Forum Springer Astron. Astrophys.
Forum Whats New Search Orders

Astron. Astrophys. 334, 703-712 (1998)

Previous Section Next Section Title Page Table of Contents

5. Conclusion

The new solar evolution code described in this paper has been shown to produce results broadly consistent with previous calculations, as well as having well-controlled truncation errors both in space and time. The effects of using interpolating tables for the opacity and equation of state have been quantified, with the conclusion that at present the interpolation of the OPAL opacity tables sets the limit on errors in the calibrated hydrogen abundance and mixing-length parameters.

The effect of including helium diffusion and settling in the evolution calculation is very similar to that found by previous authors. There is a significant increase in the predicted neutrino flux for the chlorine experiments ([FORMULA]), and a somewhat smaller increase ([FORMULA]) for the gallium experiments. When heavy-element diffusion is also included, the corresponding increases relative to the non-diffusive models are [FORMULA] and [FORMULA], both similar to the values found by Turck-Chièze & Brun (1997). The actual value of the predicted count rate for the chlorine experiment, 7.86 SNU, is somewhat smaller than that reported by most other authors, but larger than the 7.2 SNU reported by Turck-Chièze & Brun. These differences point to the need for further investigation.

The inclusion of the variation of the overall heavy-element mass fraction in the calculation of the equation of state has been shown to have an almost negligible effect on the sound speed on the computed model, rendering the effect of the variation of individual heavy-element abundances in the equation of state calculation undetectable at the current precision of structure inversions. This is, however, not the case in the calculation of the opacity, and opacity data taking into account detailed changes in composition are necessary.

A comparison is provided here between models constructed using the OPAL and MHD-E equations of state. The agreement is not as good as that reported in previous comparisons between OPAL and MHD, principally due to inclusion of the relativistic correction to the electron pressure in the newly-calculated MHD-E equation of state. The significant effect that this correction has on the sound speed of calibrated models should perhaps prompt efforts to include it consistently in future equation of state calculations.

A simple model of the sub convection-zone mixing associated with the solar tachocline has been shown to improve the agreement in sound speed with the sun just below the base of the convection zone. Further study is required to understand fully the sound speed enhancement found in this region of the sun.

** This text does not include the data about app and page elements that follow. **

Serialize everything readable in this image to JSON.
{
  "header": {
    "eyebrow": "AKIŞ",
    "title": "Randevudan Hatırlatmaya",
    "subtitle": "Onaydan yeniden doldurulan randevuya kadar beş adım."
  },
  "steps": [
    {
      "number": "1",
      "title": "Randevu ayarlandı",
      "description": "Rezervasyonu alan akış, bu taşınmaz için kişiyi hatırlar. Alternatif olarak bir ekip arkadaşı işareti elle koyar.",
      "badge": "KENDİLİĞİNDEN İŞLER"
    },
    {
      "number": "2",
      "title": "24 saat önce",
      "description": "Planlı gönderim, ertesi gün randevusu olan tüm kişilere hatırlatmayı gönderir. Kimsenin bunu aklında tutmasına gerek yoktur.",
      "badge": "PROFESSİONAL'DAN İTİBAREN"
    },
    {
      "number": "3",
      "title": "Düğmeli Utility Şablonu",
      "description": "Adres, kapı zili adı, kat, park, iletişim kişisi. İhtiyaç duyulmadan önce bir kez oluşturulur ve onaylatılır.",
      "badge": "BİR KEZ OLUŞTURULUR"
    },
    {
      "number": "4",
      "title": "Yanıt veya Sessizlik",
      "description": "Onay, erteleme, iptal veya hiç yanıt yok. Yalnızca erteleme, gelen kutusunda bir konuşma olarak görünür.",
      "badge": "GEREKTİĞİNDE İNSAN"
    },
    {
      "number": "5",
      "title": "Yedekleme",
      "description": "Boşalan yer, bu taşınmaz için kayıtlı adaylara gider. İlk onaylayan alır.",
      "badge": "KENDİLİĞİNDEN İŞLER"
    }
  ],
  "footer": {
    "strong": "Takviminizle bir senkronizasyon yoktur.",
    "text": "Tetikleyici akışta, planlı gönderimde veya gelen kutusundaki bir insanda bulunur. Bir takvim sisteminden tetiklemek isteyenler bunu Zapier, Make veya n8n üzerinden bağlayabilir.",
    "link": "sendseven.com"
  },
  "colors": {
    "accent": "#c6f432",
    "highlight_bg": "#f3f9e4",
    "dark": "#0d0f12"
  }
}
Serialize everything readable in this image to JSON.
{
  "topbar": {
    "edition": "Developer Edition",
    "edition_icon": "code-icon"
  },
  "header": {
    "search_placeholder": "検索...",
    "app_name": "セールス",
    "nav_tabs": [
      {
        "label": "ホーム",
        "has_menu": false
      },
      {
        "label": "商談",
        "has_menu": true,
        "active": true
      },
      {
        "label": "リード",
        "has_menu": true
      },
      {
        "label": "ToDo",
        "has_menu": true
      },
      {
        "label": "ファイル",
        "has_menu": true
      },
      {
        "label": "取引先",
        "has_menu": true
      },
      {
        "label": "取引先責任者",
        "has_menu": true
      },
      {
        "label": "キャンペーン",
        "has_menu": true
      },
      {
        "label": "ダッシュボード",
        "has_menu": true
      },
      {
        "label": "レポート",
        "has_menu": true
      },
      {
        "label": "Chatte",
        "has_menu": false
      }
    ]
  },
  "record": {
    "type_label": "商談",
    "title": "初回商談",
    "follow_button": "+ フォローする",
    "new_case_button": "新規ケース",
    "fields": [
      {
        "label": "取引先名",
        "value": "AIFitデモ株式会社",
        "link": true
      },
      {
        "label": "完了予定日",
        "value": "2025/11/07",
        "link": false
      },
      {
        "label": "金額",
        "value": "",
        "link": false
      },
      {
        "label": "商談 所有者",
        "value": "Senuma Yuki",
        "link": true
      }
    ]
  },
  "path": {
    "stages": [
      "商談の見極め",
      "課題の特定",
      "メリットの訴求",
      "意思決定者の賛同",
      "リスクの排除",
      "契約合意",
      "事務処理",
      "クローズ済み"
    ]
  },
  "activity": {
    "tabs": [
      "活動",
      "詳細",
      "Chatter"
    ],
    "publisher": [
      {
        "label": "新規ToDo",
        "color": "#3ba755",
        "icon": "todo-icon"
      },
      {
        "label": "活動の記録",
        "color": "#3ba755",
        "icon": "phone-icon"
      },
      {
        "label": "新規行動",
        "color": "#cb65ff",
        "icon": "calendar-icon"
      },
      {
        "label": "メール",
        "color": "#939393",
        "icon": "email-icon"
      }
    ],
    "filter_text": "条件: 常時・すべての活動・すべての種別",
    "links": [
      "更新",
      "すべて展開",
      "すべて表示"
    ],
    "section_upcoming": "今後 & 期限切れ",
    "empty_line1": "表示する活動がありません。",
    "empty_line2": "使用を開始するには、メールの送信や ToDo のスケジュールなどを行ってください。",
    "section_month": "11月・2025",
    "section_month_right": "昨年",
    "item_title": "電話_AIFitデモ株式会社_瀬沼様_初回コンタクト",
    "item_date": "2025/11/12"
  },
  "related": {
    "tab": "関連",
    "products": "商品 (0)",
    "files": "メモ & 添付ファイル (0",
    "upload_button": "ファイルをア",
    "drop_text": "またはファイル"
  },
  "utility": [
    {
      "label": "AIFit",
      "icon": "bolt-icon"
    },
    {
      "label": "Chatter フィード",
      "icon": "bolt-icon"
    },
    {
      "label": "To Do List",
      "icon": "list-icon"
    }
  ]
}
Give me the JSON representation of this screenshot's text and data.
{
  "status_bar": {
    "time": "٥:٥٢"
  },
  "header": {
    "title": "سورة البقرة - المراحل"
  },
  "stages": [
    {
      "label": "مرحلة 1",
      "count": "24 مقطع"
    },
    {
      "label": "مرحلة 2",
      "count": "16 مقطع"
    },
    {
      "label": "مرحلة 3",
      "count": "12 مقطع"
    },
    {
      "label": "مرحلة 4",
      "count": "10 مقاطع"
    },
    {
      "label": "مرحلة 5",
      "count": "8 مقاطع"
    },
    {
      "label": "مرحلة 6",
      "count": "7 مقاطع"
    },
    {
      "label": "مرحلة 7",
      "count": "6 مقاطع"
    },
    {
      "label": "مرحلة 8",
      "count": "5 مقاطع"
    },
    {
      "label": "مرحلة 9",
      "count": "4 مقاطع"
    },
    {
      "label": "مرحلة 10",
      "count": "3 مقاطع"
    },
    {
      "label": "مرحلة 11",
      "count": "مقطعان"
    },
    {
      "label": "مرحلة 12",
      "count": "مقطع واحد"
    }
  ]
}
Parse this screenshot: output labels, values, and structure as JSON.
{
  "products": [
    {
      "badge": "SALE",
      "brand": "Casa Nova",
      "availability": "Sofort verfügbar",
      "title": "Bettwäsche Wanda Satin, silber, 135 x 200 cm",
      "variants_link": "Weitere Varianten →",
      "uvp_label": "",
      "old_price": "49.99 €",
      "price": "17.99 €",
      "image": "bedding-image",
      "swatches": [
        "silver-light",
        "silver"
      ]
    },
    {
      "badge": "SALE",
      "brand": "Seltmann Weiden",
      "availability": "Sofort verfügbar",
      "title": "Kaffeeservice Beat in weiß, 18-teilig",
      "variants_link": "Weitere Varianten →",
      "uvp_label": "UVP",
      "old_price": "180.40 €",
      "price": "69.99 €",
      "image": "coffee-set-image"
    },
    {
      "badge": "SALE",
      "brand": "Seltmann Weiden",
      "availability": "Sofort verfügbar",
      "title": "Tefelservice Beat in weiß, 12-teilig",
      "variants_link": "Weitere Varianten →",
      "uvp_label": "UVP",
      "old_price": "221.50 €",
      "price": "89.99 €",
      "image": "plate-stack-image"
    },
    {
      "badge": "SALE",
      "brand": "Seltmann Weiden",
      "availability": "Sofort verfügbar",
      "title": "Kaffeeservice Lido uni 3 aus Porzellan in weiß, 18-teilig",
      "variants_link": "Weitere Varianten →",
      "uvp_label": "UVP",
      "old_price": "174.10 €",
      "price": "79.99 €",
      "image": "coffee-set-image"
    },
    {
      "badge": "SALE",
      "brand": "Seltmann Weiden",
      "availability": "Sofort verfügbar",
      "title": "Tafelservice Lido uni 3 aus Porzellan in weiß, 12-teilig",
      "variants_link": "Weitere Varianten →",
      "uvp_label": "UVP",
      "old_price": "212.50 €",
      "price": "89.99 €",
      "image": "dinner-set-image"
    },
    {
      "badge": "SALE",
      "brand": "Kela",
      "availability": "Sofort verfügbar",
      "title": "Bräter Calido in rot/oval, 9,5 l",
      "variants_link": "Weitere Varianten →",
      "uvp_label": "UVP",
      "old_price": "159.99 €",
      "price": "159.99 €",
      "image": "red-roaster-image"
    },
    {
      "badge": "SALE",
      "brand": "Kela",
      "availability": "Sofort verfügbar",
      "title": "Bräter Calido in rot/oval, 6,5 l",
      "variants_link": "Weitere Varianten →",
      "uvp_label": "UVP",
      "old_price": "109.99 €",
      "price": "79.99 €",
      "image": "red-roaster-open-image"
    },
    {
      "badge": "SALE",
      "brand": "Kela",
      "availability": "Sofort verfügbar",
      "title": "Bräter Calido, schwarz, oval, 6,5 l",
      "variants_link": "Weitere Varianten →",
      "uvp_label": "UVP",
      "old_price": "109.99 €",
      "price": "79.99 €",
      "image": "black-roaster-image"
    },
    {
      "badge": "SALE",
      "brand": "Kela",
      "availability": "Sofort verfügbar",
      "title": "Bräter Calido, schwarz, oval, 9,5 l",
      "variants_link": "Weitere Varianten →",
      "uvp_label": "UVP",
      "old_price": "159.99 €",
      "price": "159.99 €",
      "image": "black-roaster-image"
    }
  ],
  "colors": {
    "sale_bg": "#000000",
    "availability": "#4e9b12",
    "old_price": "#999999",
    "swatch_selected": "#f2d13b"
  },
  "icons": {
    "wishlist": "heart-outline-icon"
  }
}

In spite of improvements in solar evolution calculations, it is as well to point out that there are still considerable unknowns in many of the physical assumptions (Gough & Toomre 1991). The high accuracy of the calculation presented here facilitates detailed comparison with models by other authors, but belies some of the inherent uncertainties. Perhaps most serious is the assumption of uniform chemical composition at zero age, which is contingent on the sun having passed through a fully-convective Hayashi phase of evolution. Calculations by Larson (1969) have suggested that this may not have occurred. Another significant failing of the standard solar model is its neglect of large-scale macroscopic motions (aside from convection). It is known that such motions must occur in any rotating star, which could have important repercussions for its evolution by redistributing both material and angular momentum. Mass loss and accretion are known to be important processes in stellar evolution but are again entirely neglected in the standard solar model prescription. The modular nature of MoSEC should permit refinements of the physical assumptions to be easily incorporated, allowing the code to keep pace with our improving understanding of solar evolution.

Previous Section Next Section Title Page Table of Contents

© European Southern Observatory (ESO) 1998

Online publication: May 15, 1998